April 27th, 2017 – If your church’s Easter Sunday service didn’t include Macaulay Culkin in a crucifixion reenactment, you can now see what that would look like thanks to Father John Misty’s new music video. Misty recently released “Total Entertainment Forever” (from the album Pure Comedy) and his visual interpretation of humanity’s obsession with celebrity and technology involves Culkin as Kurt Cobain getting crucified, Bill Clinton playing the saxophone on a cross, Misty as a Ronald McDonald figure with hook hands, and George Washington directing all of them as he plays a virtual reality game.

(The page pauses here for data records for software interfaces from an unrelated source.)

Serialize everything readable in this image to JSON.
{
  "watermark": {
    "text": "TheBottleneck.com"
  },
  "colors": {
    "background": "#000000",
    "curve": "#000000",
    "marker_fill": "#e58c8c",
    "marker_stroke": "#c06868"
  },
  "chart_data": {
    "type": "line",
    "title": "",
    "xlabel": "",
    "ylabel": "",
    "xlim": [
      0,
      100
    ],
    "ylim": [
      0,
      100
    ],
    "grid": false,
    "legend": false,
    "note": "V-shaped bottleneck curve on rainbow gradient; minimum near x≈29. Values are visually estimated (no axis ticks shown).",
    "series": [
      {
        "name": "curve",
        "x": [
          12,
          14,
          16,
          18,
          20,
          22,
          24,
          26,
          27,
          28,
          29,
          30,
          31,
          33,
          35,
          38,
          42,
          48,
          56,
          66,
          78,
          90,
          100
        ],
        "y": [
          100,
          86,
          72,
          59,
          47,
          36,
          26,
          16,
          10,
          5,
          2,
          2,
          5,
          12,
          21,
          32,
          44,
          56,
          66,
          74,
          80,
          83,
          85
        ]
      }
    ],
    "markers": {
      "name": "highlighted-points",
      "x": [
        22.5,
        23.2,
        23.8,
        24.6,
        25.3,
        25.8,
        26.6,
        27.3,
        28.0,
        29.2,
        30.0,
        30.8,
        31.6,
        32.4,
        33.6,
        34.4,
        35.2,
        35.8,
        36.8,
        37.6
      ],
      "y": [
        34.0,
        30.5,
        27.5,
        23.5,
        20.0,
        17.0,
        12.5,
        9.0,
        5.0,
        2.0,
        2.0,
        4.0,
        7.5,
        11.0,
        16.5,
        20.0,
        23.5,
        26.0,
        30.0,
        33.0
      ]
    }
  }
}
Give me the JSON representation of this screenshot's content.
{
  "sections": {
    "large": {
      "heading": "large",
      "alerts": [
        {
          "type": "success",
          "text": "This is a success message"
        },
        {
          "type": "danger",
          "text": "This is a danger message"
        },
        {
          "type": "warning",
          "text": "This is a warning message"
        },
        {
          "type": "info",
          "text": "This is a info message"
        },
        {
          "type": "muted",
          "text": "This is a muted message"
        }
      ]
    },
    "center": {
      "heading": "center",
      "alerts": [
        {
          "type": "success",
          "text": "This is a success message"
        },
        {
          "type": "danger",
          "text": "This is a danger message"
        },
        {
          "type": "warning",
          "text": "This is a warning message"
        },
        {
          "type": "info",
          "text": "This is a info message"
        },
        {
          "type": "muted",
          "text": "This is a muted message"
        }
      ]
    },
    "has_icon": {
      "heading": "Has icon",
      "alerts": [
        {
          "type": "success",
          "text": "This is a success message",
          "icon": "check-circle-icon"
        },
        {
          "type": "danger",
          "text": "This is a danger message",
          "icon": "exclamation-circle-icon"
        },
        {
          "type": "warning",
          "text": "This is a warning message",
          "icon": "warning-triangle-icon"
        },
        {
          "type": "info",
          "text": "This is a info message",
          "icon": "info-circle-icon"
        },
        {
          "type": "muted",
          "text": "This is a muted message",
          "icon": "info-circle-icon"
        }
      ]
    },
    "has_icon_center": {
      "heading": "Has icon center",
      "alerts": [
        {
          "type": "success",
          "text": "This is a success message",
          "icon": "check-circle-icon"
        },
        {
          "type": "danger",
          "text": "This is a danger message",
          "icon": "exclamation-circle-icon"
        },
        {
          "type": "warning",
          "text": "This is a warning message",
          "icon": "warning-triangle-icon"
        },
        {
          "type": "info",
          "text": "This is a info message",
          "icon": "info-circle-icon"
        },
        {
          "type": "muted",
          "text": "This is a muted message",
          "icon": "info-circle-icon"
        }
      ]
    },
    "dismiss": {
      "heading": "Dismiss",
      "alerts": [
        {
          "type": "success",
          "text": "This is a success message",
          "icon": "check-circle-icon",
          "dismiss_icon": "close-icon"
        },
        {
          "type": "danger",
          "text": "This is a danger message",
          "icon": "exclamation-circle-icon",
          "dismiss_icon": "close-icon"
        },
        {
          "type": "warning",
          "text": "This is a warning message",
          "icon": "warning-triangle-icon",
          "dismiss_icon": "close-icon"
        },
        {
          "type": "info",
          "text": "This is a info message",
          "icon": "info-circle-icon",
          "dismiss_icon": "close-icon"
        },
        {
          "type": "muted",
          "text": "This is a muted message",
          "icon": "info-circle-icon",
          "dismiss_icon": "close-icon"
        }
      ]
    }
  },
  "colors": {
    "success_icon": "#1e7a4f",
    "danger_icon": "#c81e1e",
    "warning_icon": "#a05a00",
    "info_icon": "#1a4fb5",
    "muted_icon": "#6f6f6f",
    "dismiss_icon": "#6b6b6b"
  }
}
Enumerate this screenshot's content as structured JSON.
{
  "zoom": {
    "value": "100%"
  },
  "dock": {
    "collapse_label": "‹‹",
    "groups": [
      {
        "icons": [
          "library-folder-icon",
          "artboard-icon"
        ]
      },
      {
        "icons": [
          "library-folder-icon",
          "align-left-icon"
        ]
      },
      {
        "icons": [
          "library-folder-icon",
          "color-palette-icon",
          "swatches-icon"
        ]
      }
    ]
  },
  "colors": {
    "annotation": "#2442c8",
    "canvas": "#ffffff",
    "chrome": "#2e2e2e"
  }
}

It’s a lot to take in, and it’s a lot for people to argue about – his artistry, his use of satire, his irreverent imagery and his trolling.
FJM has long courted controversy, even being labeled the “beloved troll king,” and has made his career out of music and mayhem. NME published his best “Grade-A” trolls, which included his fake online streaming service called SAP, his false claim of stealing a rose-quartz crystal, and his discussion of the futility of the entertainment industry at a festival before cutting his set 30 minutes short.
He’s currently spending some time trolling on Twitter after some users tagged RELEVANT (a magazine that discusses the intersection of faith and culture) asking their thoughts on the music video for “Total Entertainment Forever.”
— FEATHER JAM MINISTRY (@fatherjohnmisty) April 26, 2017
Reactions to the video have ranged from people calling out religious irreverence to making fun of Misty for trying way too hard to be edgy to people wondering how Cobain would have reacted to his portrayal. All the while fans and first-time-listeners are reminded that this is all taking place in a world where a band of McDonald’s policemen nail Culkin-Kobain to a cross where the sign above reads “KING OF THE CUKCS,” Jon Arbuckle from Garfield also gets crucified, and George Washington pops some viagra before obsessively controlling it all.
For those familiar with Misty’s work and that of the folks over at the arts collective Four Gods and a Baby (who directed the video), it’s par for the course. The amount of views and the number of articles discussing the video, however, might mean more people are trying to wrap their heads around Misty’s work.